The Falklands veteran will join the team behind the revolutionary 80ft powerboat, which hopes to cut up to seven days off the current world record of 60 days 23 hours 49 minutes, held by New Zealander Pete Bethune.
The ground-breaking semi-wave slicing design of the boat will see the 20 tonne vessel carve through the waves, rather than surfing them. The super-efficient design — a variant of the ‘fast displacement hull’ — will reduce fuel consumption by up to 30 per cent and make the 23,000 nautical mile trip smoother and faster.
While the two race-tuned Fiat Power Train C13 500, 6 cylinder engines will run on a unique blend of diesel, water and surfactant. The emulsified diesel, which has been developed in the UK, will help the boat to extend it range while producing less pollution than diesel on its own.
Ocean racing legend and skipper of Team Britannia, Alan Priddy commented: “John has a real flair for adventure, and his endurance, as demonstrated through the many extreme challenges he has undertaken, makes him a valuable addition to the team. Team Britannia now boasts an impressive rank of wounded and injured veteran, which gives us all the more to be proud of.”
John added: “I would love to bring the world record back to Britain, but first and foremost I am in it for the camaraderie. I am joining an excellent team faced with an exciting challenge, and I cannot wait to see it through to completion.”
The boat will be crewed by a team of 12, including five wounded or injured veterans on each of the seven legs of the voyage, who are being supported by Blesma (British Limbless ex-Servicemens’ Association).
John, one of the liberators of Port Stanley in the Falklands War, lost a leg after stepping on an anti-personnel mine two days after the conflict came to an end in 1982. Since then he has undertaken many challenges to raise money for charity, including an attempt to single-handedly row the Atlantic ocean and completing an extreme trek through the Gobi desert.
The boat, which is being built at the Aluminium Boatbuidling Company on Hayling Island is expected to be launched in the summer, before undertaking an extended programme of sea trials to ensure it exceeds all safety requirements, before setting off on challenging journey.
The record attempt will get underway in October 2017 in Gibraltar, using the iconic Europa Point as the as its timing mark.
Alan concluded: “We are entering an exciting phase of the project where we have got all our ducks in the row. The boat is nearing completion with the hull being turned and in the next couple of week we will start to kit her out with the latest navigation and communications equipment, the six fuel tanks, engines and jets.
“While work on the boat has been steaming ahead, we have taken the time the complete the selection of the crew, both those who will do the full voyage and those who will do a couple of legs. All of those selected have undertaken or will undertaken lifesaving sea survival training and RYA powerboat level 2. They have also demonstrated a commitment to the project and bringing the world record back to Britain.

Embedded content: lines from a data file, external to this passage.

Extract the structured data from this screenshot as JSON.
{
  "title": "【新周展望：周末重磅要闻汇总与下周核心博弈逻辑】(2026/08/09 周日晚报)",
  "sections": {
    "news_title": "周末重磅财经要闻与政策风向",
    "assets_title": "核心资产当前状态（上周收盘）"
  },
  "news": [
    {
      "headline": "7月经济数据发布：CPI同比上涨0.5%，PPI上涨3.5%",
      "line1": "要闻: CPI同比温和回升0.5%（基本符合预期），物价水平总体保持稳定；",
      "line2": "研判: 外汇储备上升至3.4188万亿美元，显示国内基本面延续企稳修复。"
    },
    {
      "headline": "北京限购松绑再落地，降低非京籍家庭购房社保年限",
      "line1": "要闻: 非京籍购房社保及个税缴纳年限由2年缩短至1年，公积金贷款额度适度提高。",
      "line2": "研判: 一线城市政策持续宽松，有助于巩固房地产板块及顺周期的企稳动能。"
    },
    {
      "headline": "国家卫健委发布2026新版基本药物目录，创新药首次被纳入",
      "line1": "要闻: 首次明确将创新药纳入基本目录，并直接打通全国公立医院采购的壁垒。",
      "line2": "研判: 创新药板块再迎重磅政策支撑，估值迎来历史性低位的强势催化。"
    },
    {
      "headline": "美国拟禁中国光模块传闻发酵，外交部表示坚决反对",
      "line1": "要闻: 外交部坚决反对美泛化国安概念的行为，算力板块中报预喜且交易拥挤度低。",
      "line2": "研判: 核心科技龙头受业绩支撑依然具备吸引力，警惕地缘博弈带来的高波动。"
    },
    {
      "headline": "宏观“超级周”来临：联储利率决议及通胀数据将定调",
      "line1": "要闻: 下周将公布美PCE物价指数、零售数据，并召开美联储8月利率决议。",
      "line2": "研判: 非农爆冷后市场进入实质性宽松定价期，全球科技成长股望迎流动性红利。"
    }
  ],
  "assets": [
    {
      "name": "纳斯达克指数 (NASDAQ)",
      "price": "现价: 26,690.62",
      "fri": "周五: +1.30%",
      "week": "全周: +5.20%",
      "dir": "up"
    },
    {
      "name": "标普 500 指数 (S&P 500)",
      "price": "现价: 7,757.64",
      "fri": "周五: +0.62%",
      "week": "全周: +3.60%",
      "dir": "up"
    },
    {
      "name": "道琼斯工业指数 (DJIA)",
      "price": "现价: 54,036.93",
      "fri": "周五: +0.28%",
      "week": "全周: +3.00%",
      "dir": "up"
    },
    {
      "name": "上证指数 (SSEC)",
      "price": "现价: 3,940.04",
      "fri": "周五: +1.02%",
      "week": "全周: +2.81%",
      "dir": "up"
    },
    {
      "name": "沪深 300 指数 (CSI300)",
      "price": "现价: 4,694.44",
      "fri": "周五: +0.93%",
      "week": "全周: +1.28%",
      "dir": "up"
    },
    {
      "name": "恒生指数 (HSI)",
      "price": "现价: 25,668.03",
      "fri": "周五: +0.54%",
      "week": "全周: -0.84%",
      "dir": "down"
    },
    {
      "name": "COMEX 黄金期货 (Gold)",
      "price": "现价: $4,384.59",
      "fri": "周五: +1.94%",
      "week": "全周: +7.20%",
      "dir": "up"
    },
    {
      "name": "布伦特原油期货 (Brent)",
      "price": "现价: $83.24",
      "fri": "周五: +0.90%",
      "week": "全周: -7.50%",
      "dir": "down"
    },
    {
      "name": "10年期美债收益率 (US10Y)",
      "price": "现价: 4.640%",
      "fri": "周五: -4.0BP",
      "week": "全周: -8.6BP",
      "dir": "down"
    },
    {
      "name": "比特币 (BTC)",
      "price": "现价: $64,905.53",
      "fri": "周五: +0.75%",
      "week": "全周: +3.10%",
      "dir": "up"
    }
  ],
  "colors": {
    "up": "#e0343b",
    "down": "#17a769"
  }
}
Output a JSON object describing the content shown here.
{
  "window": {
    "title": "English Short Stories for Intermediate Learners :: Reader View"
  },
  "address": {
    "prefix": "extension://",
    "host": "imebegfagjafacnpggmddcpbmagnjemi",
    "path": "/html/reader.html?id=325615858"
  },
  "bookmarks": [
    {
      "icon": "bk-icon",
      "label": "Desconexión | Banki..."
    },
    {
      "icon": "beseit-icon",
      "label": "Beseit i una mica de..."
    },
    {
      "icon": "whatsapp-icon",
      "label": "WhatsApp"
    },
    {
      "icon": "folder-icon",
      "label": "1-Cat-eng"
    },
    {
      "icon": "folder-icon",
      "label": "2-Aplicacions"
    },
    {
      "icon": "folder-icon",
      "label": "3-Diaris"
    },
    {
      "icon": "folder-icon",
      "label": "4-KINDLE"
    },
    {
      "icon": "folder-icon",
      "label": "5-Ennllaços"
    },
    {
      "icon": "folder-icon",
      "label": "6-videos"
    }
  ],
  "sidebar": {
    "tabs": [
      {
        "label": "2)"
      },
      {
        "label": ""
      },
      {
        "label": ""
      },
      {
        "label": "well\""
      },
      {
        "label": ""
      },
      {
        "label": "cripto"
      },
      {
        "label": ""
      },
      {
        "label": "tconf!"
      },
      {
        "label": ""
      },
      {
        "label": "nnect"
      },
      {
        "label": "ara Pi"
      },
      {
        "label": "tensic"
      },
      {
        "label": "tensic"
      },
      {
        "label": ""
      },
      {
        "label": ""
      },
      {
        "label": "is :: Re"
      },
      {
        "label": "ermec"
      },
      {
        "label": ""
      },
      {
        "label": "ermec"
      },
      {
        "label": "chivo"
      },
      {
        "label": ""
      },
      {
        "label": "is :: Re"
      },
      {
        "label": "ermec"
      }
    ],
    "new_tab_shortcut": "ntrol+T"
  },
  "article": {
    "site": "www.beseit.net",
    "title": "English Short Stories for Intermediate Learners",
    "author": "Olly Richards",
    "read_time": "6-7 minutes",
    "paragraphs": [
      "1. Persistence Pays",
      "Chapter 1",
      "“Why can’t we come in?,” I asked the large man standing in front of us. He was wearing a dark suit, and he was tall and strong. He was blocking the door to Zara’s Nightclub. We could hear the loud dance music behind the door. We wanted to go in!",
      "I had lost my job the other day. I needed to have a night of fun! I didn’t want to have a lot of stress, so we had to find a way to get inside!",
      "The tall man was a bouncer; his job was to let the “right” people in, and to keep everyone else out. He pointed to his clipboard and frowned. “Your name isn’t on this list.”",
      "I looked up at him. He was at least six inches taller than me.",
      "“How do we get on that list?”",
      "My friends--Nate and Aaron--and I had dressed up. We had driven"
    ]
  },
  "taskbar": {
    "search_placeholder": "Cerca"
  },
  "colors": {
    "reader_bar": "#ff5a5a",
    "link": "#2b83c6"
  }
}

“I am confident that we have an outstanding crew with the right mix of experience, tenacity and humour, because this is no pleasure cruise and we will face many challenges and tests — so getting the team right will make the difference between beating the current record and not.”
To complete the record attempt the boat must pass through the Suez and Panama Canals and start and finish in the same place. The world record authorities, UIM (Union Internationale Motonautique) have approved Team Britannia’s proposed route, which will start in Gibraltar and call at Puerto Rico, Manzanillo, Honolulu, Guam, Singapore, Oman and Malta to take on fuel.
Find out more about the Team’s record attempt via their website teambritannia.co.uk or @team_britannia on Twitter.